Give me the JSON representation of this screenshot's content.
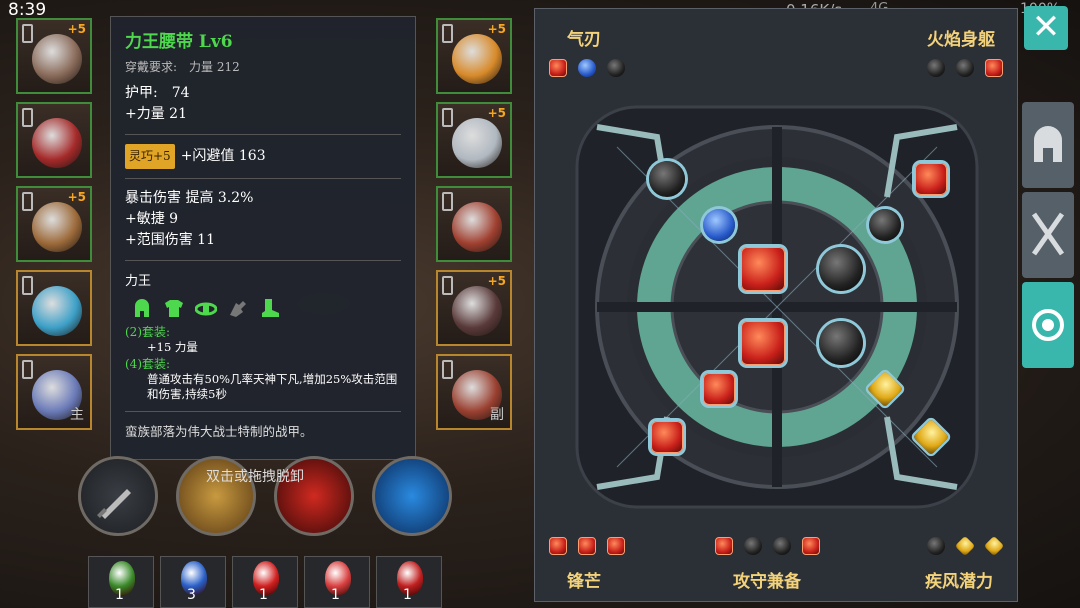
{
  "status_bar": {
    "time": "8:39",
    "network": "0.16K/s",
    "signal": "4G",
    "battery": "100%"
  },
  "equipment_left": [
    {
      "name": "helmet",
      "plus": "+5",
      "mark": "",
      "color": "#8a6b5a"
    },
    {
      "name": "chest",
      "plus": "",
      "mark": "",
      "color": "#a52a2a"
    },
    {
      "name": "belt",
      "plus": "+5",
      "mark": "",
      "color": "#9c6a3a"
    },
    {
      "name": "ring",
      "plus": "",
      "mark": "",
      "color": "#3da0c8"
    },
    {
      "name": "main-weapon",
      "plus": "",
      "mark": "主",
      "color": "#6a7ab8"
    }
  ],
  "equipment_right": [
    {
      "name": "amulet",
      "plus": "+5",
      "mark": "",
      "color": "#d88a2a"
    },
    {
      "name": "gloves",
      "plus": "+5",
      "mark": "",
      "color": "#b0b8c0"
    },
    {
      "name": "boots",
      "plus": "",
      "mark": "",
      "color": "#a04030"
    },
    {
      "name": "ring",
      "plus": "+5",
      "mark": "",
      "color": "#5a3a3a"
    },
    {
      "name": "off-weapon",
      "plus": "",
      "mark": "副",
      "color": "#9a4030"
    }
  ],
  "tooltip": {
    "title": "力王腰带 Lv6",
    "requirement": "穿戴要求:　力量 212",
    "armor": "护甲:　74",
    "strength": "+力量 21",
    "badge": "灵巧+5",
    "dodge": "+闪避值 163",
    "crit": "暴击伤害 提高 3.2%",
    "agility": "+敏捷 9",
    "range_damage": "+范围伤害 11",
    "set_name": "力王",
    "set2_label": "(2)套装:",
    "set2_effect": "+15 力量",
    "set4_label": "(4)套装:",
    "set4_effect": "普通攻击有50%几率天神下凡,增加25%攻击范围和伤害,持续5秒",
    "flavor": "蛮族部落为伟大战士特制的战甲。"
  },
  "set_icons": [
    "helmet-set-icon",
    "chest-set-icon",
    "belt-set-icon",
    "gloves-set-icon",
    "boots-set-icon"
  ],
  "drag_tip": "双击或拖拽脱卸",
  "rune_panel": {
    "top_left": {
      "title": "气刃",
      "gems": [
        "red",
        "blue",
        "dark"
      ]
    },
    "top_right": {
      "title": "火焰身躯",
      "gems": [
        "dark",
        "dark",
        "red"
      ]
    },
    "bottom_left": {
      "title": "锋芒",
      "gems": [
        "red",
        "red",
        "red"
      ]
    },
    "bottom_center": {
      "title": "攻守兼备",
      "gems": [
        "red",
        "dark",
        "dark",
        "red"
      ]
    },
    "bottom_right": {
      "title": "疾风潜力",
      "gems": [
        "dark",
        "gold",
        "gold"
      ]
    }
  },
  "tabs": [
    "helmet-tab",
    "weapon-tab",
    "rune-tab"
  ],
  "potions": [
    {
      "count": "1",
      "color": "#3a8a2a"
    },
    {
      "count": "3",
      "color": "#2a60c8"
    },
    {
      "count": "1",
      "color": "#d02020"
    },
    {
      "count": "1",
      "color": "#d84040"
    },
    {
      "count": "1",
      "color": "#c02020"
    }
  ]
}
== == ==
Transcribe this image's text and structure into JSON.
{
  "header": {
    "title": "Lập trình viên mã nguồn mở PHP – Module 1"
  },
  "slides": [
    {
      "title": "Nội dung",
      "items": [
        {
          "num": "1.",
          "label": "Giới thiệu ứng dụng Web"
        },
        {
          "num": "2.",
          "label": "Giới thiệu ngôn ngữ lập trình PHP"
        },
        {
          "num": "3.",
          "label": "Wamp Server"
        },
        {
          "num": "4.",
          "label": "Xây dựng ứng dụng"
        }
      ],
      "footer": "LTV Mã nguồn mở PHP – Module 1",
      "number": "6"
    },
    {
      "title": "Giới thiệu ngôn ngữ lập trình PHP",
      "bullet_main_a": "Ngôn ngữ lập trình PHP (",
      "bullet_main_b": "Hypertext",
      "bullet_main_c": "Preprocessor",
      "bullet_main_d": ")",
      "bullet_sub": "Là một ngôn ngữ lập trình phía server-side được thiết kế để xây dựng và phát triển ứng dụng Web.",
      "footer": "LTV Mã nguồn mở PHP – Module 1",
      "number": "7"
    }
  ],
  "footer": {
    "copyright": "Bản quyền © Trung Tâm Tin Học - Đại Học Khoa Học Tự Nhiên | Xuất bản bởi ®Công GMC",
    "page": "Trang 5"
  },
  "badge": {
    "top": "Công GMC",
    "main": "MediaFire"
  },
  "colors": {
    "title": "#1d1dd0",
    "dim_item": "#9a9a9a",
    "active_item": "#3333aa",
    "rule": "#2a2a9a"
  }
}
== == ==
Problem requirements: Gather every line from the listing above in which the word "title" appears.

Solution for this task:
    "title": "力王腰带 Lv6",
      "title": "气刃",
      "title": "火焰身躯",
      "title": "锋芒",
      "title": "攻守兼备",
      "title": "疾风潜力",
    "title": "Lập trình viên mã nguồn mở PHP – Module 1"
      "title": "Nội dung",
      "title": "Giới thiệu ngôn ngữ lập trình PHP",
    "title": "#1d1dd0",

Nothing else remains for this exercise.